    Do you have an example of previous images you have generated with this look? If you literally had what is often called an 'omni' light source with no shadows then essentially all of the surfaces will look flat with no shading, so I'm assuming that is not quite what you are trying to get (if so you can do that with the "Stylized" rendering mode).

    You can also use the "Add emission" modifier to add a constant brightness to any appearance regardless of what light it receives, however such an appearance will then also emit light onto other appearances so it would be a tricky balance. As I say though, would be good to see an example of the type of image you are looking for.
  • Options
    martin_kopplowmartin_kopplow Member Posts: 339 PRO
    Here's one more approach to try: Save the desired view as a named view, so you can reproduce it at will. Then do the rendering twice: First pass use flat shading and in your case maybe a light grey background, second pass use the usual raytracing settings. Then load both into Photoshop, GIMP, Krita, whatever you have, as layers (flat layer below shaded layer) and use photoshop tools like diffuse eraser or transparency brushes to let the back layer gradually shine through where you need to brighten up the shadows. This workflow also works nice for section views without actually sectioning or partially applying rendered surfaces to CAD illustrations.
  • Options
    Max_KlugeMax_Kluge Member Posts: 10
    Unfortunatelly the old one are in bad quality, but this would be an example. 

    There are hardly any shadows and you have a bright clear view. In the new pictures we want to dismiss the shadows completely if possible. But there is another Problem with the setting: As I understood, it is not possible to safe one master setting and just switch out the parts/assemblies, right? As well as it is not possible to save own material looks , right? 
  • Options
    martin_kopplowmartin_kopplow Member Posts: 339 PRO
    The sample looks like the main light source is very close to the camera ...

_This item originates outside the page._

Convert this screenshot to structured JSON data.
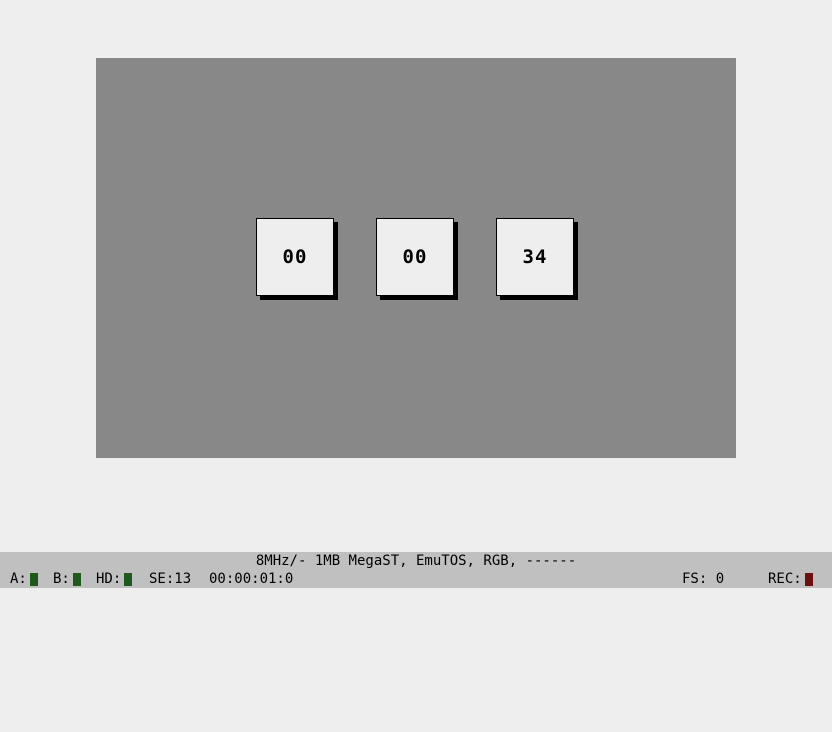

    You can assign a material from the built-in library to an object and it will appear in the appearances list. You can then modify and rename it.
    You can also add hidden subassemblies or parts to your render master assembly and then just change visibility to create renderings of different configurations. I haven't yet tried named positions in this context, but it should also work, because exploded views do.
  • Options
    sebastian_glanznersebastian_glanzner Member, Developers Posts: 409 PRO
    @martin_kopplow
    I used your example and deactivated all additional light sources and only change the tone mapping:

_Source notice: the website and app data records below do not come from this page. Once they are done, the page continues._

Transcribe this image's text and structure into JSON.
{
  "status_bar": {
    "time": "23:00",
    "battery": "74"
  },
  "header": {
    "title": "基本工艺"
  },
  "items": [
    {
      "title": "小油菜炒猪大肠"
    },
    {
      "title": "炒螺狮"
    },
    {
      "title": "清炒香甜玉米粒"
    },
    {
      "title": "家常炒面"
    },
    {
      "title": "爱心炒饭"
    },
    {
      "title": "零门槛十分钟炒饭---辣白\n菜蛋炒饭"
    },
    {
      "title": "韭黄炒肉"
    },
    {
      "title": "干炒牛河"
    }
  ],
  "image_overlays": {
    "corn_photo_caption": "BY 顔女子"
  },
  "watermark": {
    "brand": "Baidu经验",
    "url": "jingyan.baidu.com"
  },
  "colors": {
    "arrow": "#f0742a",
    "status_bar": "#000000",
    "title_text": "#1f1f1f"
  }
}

    @Max_Kluge

    There are also options for stylized rendering, like flat shading:
     
  • Options
    martin_kopplowmartin_kopplow Member Posts: 339 PRO
    @martin_kopplow
    I used your example and deactivated all additional light sources and only change the tone mapping:


    That looks like it is pretty close tho what Max could use. I'll try playing with this next time I render. Thanks!

  • Options
    Max_KlugeMax_Kluge Member Posts: 10
    @martin_kopplow
    I used your example and deactivated all additional light sources and only change the tone mapping:


    @Max_Kluge

    There are also options for stylized rendering, like flat shading:
     
    The tone mapping works really good. I think we will have th best results with this one. So thanks a lot for that! 

    Stylized rendering unfortunatelly is no option, I found those options earlier and think its a nice feature for fun projects. 


    Thanks to all helping out an putting time and effort into my problem!
  • Options
    martin_kopplowmartin_kopplow Member Posts: 339 PRO
    I've been using stylized rendering for assembly instructions quite successfully. It reduces to the most important info and can be easily integrated in annotated illustrations such as in consumer goods manuals.
Sign In or Register to comment.